Traffic light synchronization is a technique where instead of lights flipping independently they are coordinated to not stop traffic once it is moving. It increases the average time it will take to turn left onto a road, but decreases the travel time once you are moving.
Traffic loads are have gone past what Burlington's traditional 2 lane system can sanely handle. With condo development projects all over the city, tens of thousands of cars are on the way to Burlington. Many of these condo developments will be approved before the 2018 council has any say in the matter; most will get built before any breaks can be applied. The ideal time to engage proper controls and push back on this trend was years ago, now we need to play catch up to a bad situation. Despite lots of talk of getting people to use alternatives, nothing with even a small hope of making any real difference is even proposed. The major form of transportation for many of these people will still be vehicles.
The idea that thousands of millennials will magically commute back and forth to Toronto on the GO train around mobility hubs and not present significant additional traffic load does not bear out in reality. Although that may be the original intention, people will get spouses, change jobs, etc. These buildings have underground garages loaded with thousands of cars. Yes, the rate of car ownership may be less, but the total number of cars in use will grow drastically.
This leaves us with three options. Ignore the problem and use traffic congestion as a way to lower car usage by making driving as frustrating as possible as suggested by some. I think this unethical, unwise and totally unsustainable in a democracy.
Burlington could join with Halton Region and add HOV lanes to all major routes. Halton Region pays for Highway 5, Guelph Line, Brant Street and Appleby. The city of Burlington needs to pay for Plains Road / Fairview and Walkers Line. Adding these HOV lanes has long been the plan in Burlington, note the bridges over the 407 are already set up for 3 lanes of traffic. This will certainly work, but I would like to limit the population before this becomes necessary. One big advantage here is that the Bus can use the HOV lanes and will provide faster transit service without the need for expensive exotic solutions. It will create a much larger feel to the city and I would like to avoid this if possible, but we must maintain the ability to add HOV lanes if required.

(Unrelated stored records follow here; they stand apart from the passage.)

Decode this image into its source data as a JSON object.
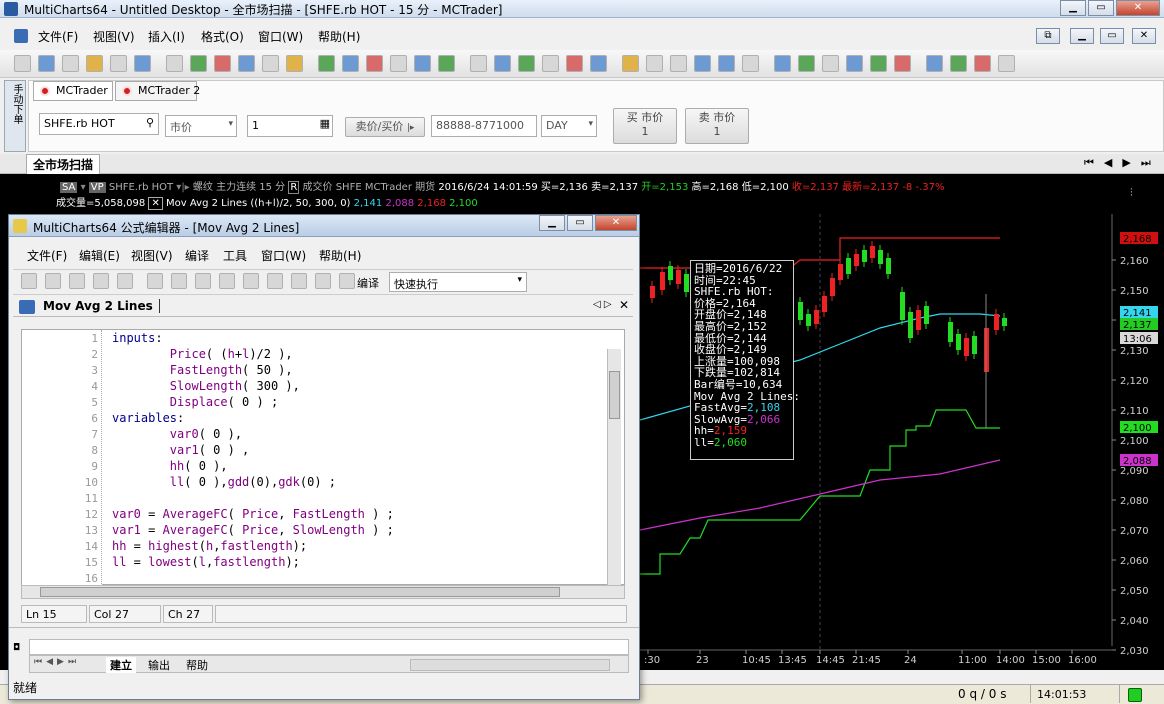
{
  "window": {
    "title": "MultiCharts64 - Untitled Desktop - 全市场扫描 - [SHFE.rb HOT - 15 分 - MCTrader]"
  },
  "menu": {
    "items": [
      "文件(F)",
      "视图(V)",
      "插入(I)",
      "格式(O)",
      "窗口(W)",
      "帮助(H)"
    ]
  },
  "trade_panel": {
    "side_label": "手动下单",
    "tabs": [
      "MCTrader",
      "MCTrader 2"
    ],
    "symbol": "SHFE.rb HOT",
    "order_type": "市价",
    "quantity": "1",
    "sell_buy": "卖价/买价",
    "account": "88888-8771000",
    "tif": "DAY",
    "buy_market": "买 市价",
    "buy_qty": "1",
    "sell_market": "卖 市价",
    "sell_qty": "1"
  },
  "workspace_tab": "全市场扫描",
  "chart": {
    "header1": {
      "sa": "SA",
      "vp": "VP",
      "symbol": "SHFE.rb HOT",
      "name": "螺纹 主力连续",
      "res": "15 分",
      "r": "R",
      "desc": "成交价",
      "exch": "SHFE",
      "broker": "MCTrader",
      "date_label": "期货",
      "date": "2016/6/24",
      "time": "14:01:59",
      "buy": "买=2,136",
      "sell": "卖=2,137",
      "open": "开=2,153",
      "high": "高=2,168",
      "low": "低=2,100",
      "close": "收=2,137",
      "last": "最新=2,137",
      "chg": "-8",
      "pct": "-.37%"
    },
    "header2": {
      "volume": "成交量=5,058,098",
      "study": "Mov Avg 2 Lines",
      "params": "((h+l)/2, 50, 300, 0)",
      "v1": "2,141",
      "v2": "2,088",
      "v3": "2,168",
      "v4": "2,100"
    },
    "hint": [
      "日期=2016/6/22",
      "时间=22:45",
      "SHFE.rb HOT:",
      "价格=2,164",
      "开盘价=2,148",
      "最高价=2,152",
      "最低价=2,144",
      "收盘价=2,149",
      "上涨量=100,098",
      "下跌量=102,814",
      "Bar编号=10,634",
      "Mov Avg 2 Lines:",
      "FastAvg=2,108",
      "SlowAvg=2,066",
      "hh=2,159",
      "ll=2,060"
    ],
    "y_ticks": [
      "2,160",
      "2,150",
      "2,140",
      "2,130",
      "2,120",
      "2,110",
      "2,100",
      "2,090",
      "2,080",
      "2,070",
      "2,060",
      "2,050",
      "2,040",
      "2,030"
    ],
    "x_ticks": [
      ":30",
      "23",
      "10:45",
      "13:45",
      "14:45",
      "21:45",
      "24",
      "11:00",
      "14:00",
      "15:00",
      "16:00"
    ],
    "price_tags": [
      {
        "text": "2,168",
        "color": "#d01010"
      },
      {
        "text": "2,141",
        "color": "#33d6ee"
      },
      {
        "text": "2,137",
        "color": "#22cc22"
      },
      {
        "text": "13:06",
        "color": "#d8d8d8"
      },
      {
        "text": "2,100",
        "color": "#22dd22"
      },
      {
        "text": "2,088",
        "color": "#cc33cc"
      }
    ]
  },
  "editor": {
    "title": "MultiCharts64 公式编辑器 - [Mov Avg 2 Lines]",
    "menu": [
      "文件(F)",
      "编辑(E)",
      "视图(V)",
      "编译",
      "工具",
      "窗口(W)",
      "帮助(H)"
    ],
    "compile_label": "编译",
    "run_mode": "快速执行",
    "doc_tab": "Mov Avg 2 Lines",
    "lines": [
      "inputs:",
      "        Price( (h+l)/2 ),",
      "        FastLength( 50 ),",
      "        SlowLength( 300 ),",
      "        Displace( 0 ) ;",
      "variables:",
      "        var0( 0 ),",
      "        var1( 0 ) ,",
      "        hh( 0 ),",
      "        ll( 0 ),gdd(0),gdk(0) ;",
      "",
      "var0 = AverageFC( Price, FastLength ) ;",
      "var1 = AverageFC( Price, SlowLength ) ;",
      "hh = highest(h,fastlength);",
      "ll = lowest(l,fastlength);",
      ""
    ],
    "status": {
      "ln": "Ln 15",
      "col": "Col 27",
      "ch": "Ch 27"
    },
    "bottom_tabs": [
      "建立",
      "输出",
      "帮助"
    ],
    "ready": "就绪"
  },
  "statusbar": {
    "queue": "0 q / 0 s",
    "time": "14:01:53"
  }
}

The third option is then to stretch our current two-lane system with timed lights. The negative here is that the timed system could potentially start attracting users from the already overstretched highway system. Also, This is not some formula that allows you to place condos all over the city in a sky's the limit fashion. Timed light allows you to get a little more out of the existing system, but you still need to limit demand on the system or you just end up with the same mess later. For now, though this is the best solution.